#### WORK ORDER:
Search the data below for lines that include the word "Reviews" and state how many there are, nothing else.

[Data records for software interfaces]
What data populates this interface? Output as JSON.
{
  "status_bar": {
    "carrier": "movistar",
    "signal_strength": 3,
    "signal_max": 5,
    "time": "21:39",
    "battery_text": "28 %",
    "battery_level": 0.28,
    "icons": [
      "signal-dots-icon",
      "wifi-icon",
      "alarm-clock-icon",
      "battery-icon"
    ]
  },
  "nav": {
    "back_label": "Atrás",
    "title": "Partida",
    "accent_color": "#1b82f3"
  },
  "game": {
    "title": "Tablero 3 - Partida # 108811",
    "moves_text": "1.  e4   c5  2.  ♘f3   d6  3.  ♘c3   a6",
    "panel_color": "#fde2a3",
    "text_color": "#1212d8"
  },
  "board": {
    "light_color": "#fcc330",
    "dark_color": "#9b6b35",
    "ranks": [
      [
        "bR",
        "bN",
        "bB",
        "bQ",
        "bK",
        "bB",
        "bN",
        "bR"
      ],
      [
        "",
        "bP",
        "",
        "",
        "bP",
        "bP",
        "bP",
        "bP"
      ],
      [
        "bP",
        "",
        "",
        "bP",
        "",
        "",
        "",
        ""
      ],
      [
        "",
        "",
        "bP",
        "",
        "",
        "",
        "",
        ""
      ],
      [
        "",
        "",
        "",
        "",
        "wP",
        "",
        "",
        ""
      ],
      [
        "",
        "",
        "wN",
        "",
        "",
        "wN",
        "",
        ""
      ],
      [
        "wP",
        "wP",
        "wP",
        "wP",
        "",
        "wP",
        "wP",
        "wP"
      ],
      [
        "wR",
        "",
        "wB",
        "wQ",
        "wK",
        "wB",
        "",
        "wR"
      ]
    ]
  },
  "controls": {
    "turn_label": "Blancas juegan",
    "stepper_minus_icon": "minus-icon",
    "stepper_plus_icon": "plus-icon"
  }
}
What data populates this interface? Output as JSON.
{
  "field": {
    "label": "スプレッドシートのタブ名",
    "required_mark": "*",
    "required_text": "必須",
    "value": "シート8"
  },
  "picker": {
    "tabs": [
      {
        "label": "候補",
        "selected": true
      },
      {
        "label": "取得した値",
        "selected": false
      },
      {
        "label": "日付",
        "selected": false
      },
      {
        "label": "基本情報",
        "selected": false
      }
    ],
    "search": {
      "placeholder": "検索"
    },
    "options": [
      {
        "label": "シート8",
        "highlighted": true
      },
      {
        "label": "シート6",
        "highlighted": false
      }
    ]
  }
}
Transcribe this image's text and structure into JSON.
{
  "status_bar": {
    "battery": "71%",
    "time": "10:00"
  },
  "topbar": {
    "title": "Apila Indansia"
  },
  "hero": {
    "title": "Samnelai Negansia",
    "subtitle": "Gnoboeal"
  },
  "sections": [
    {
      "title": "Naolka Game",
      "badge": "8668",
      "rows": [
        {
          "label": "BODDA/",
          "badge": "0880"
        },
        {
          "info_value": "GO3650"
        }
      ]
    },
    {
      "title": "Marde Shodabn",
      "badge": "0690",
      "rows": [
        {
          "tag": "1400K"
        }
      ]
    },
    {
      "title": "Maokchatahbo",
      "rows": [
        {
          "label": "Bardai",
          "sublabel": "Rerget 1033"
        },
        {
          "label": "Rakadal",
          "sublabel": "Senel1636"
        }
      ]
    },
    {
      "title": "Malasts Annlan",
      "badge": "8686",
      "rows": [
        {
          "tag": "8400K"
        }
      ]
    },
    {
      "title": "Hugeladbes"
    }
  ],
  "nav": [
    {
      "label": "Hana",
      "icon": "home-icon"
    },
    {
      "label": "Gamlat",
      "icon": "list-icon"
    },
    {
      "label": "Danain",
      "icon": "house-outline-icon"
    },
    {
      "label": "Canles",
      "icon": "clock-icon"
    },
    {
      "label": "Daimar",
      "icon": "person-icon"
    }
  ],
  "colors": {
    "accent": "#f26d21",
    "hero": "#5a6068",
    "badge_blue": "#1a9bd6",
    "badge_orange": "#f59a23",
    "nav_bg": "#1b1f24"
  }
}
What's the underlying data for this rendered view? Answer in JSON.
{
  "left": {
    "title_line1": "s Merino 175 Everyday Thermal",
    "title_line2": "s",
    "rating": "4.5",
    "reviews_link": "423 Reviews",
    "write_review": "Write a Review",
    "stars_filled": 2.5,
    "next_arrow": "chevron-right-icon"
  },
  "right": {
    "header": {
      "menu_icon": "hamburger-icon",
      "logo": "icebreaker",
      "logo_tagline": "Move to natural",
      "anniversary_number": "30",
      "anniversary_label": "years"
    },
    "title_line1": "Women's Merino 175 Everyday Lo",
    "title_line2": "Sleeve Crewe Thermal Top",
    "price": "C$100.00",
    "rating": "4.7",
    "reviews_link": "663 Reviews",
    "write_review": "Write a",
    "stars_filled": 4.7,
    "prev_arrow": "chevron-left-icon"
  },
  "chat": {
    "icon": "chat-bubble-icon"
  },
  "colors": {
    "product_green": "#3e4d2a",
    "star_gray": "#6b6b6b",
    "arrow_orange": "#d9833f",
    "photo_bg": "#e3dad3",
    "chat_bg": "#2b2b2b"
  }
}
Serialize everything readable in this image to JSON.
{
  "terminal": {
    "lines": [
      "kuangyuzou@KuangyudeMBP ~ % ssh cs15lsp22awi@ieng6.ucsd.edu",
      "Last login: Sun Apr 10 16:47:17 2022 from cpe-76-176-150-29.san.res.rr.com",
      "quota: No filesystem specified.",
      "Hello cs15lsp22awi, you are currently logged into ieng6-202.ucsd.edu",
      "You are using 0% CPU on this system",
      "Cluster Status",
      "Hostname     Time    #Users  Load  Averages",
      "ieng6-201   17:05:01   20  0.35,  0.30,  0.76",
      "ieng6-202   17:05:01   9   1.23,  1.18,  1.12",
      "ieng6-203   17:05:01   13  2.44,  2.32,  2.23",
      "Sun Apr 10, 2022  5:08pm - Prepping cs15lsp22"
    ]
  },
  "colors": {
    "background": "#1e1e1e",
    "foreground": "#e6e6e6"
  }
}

#### ANSWER TO THIS PROBLEM:
2